Dataset records: Begin

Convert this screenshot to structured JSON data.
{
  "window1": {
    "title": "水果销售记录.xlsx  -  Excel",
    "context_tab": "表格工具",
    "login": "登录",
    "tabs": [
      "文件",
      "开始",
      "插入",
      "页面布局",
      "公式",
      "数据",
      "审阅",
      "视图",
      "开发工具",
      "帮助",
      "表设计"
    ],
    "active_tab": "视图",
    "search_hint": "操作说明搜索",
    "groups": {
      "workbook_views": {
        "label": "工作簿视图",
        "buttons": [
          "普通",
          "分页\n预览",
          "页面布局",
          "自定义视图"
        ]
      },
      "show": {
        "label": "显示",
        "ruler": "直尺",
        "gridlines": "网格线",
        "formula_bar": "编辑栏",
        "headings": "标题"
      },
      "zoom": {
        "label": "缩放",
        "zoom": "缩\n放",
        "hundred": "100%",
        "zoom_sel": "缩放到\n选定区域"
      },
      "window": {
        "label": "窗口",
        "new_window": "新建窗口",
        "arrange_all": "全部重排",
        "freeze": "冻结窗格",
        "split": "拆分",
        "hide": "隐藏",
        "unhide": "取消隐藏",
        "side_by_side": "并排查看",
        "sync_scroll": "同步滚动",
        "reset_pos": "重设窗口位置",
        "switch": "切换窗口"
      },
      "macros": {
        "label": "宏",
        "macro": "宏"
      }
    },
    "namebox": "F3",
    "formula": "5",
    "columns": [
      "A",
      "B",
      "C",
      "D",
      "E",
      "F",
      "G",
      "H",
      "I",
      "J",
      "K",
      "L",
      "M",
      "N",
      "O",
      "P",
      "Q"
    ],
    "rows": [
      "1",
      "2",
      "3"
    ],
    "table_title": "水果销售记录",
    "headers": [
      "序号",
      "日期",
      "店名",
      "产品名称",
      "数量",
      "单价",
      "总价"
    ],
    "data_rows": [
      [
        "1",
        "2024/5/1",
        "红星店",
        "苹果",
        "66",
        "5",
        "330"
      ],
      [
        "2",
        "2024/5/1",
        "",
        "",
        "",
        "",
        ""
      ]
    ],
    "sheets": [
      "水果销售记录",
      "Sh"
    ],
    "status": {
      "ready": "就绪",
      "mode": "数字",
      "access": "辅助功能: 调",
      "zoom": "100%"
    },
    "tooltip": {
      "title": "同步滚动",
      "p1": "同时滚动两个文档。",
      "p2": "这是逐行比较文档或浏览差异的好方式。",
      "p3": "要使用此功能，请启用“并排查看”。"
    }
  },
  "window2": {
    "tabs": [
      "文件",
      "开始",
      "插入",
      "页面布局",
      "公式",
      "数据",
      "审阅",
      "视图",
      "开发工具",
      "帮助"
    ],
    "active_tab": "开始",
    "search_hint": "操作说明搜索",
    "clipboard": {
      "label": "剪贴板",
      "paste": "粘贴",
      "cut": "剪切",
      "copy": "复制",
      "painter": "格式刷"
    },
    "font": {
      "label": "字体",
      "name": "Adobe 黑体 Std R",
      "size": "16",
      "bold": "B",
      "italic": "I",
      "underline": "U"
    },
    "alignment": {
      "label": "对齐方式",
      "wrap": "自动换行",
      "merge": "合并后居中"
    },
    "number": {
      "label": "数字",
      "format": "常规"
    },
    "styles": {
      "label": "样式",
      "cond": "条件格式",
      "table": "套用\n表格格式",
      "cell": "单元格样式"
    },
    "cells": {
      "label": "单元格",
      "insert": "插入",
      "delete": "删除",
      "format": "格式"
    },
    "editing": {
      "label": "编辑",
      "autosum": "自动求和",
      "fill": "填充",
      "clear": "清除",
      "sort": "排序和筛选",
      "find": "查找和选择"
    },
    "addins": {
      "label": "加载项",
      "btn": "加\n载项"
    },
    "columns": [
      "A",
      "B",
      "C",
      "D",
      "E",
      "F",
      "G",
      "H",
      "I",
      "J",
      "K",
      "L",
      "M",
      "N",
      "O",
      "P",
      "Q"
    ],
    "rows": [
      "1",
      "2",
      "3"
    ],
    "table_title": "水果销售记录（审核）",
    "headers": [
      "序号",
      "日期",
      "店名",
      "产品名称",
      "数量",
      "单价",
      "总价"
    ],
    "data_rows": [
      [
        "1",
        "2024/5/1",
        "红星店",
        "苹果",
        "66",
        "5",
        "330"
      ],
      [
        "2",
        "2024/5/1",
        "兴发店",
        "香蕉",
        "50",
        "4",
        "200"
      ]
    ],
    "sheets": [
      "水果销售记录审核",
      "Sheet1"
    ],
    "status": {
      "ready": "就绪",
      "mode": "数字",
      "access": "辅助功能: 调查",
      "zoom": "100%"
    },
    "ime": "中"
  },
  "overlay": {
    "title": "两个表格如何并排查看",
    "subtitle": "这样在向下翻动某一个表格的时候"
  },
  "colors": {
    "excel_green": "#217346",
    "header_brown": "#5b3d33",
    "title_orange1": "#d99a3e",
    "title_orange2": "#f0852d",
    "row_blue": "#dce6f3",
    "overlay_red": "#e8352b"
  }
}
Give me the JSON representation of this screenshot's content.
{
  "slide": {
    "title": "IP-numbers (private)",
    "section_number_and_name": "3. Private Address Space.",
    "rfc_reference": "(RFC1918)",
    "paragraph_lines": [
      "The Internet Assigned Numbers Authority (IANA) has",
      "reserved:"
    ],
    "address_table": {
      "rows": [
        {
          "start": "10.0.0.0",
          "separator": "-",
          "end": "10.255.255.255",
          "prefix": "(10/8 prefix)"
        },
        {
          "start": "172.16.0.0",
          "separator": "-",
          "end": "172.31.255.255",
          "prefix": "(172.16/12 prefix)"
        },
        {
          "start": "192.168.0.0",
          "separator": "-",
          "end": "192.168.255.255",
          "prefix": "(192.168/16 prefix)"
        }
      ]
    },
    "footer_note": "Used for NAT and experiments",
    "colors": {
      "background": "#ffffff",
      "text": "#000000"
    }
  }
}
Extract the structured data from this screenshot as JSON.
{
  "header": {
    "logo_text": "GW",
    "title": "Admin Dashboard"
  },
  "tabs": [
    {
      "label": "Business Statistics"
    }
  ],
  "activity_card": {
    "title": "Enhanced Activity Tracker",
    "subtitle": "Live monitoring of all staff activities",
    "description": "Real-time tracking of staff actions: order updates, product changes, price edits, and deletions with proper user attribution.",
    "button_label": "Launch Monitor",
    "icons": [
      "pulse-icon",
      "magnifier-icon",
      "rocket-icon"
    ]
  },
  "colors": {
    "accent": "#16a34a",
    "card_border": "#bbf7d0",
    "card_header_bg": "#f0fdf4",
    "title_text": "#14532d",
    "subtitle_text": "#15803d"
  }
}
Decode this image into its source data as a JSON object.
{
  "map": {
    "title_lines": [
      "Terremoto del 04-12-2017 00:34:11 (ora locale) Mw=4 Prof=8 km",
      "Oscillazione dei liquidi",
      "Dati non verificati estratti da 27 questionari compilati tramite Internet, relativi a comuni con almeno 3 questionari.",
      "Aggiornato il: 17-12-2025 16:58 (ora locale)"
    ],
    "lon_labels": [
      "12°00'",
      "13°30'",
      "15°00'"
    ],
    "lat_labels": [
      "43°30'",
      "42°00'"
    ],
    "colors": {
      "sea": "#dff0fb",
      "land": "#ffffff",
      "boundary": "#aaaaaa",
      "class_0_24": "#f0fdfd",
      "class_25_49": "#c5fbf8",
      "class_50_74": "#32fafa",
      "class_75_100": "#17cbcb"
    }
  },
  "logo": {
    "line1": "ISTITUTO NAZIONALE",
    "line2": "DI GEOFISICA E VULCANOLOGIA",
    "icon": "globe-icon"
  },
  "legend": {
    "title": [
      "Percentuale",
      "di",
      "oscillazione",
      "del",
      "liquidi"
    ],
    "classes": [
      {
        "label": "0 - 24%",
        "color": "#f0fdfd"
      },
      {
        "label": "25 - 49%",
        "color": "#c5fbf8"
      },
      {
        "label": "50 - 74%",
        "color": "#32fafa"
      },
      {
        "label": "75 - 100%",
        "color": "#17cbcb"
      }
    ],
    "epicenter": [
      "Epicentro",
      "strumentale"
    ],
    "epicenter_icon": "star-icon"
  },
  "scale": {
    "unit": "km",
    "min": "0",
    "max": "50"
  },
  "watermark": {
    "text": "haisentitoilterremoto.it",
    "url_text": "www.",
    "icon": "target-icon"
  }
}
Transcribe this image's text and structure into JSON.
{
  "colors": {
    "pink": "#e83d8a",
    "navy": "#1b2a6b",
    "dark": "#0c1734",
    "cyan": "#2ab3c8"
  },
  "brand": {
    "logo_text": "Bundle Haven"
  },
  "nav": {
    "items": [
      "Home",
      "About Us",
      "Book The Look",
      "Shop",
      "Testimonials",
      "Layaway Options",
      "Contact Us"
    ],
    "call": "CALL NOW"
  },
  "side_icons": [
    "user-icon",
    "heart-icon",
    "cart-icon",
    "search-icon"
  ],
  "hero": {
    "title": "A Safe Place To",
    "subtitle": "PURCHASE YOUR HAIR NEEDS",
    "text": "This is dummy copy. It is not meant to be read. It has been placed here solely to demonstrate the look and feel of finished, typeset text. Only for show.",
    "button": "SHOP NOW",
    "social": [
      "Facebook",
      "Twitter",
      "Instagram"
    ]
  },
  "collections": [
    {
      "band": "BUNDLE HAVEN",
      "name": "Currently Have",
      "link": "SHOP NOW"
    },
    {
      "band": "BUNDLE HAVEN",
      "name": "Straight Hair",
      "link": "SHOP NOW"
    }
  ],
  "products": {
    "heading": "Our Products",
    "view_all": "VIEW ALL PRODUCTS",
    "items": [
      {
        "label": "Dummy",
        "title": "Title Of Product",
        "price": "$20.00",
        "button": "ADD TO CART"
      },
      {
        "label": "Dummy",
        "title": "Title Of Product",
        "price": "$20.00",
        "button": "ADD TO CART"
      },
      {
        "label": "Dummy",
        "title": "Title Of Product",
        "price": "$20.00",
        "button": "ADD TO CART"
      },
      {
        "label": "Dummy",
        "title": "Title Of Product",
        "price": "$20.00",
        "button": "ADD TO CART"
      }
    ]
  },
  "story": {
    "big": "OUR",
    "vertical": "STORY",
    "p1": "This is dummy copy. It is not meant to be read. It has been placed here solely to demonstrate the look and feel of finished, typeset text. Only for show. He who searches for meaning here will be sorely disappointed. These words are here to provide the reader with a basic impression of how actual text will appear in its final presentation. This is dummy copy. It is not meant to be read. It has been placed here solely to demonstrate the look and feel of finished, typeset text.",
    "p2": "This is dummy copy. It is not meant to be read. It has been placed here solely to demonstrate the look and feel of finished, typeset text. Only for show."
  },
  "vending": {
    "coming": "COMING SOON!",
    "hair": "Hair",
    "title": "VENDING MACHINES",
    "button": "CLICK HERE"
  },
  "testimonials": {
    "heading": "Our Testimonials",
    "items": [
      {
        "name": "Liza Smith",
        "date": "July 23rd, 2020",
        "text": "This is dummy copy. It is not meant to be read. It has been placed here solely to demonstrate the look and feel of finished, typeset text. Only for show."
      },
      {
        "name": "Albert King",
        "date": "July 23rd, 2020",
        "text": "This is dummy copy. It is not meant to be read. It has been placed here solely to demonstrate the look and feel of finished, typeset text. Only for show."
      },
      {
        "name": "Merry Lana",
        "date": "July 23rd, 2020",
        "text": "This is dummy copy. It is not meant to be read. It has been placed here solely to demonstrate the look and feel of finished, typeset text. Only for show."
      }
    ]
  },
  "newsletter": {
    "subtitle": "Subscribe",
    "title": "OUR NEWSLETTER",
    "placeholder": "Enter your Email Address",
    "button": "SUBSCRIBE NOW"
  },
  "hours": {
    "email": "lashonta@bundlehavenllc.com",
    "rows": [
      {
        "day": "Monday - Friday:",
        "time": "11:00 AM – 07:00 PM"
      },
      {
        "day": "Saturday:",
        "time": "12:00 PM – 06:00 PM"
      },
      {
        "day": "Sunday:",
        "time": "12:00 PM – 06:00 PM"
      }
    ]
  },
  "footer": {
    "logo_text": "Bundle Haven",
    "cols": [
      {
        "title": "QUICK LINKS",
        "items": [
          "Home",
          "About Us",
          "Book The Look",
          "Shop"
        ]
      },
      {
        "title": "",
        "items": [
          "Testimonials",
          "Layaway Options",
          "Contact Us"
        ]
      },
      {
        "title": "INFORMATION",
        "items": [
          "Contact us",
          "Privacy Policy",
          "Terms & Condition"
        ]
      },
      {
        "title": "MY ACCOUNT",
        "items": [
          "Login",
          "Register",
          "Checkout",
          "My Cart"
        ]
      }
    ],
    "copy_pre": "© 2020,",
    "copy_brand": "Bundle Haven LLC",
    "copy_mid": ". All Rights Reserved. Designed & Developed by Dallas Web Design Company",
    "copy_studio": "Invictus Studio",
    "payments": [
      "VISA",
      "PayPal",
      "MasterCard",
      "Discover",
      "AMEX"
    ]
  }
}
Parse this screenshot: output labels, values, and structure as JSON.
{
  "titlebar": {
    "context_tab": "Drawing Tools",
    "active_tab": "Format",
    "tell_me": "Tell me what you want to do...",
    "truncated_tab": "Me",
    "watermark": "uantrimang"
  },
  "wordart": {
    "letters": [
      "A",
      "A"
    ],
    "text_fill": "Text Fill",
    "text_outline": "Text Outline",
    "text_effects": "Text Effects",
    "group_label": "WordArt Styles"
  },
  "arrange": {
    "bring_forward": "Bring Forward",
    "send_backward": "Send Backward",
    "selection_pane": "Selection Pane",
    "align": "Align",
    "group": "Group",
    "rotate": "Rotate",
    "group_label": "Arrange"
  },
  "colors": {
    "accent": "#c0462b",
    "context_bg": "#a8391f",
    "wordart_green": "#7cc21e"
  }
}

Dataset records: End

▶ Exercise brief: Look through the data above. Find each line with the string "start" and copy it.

▶ Written answer:
          "start": "10.0.0.0",
          "start": "172.16.0.0",
          "start": "192.168.0.0",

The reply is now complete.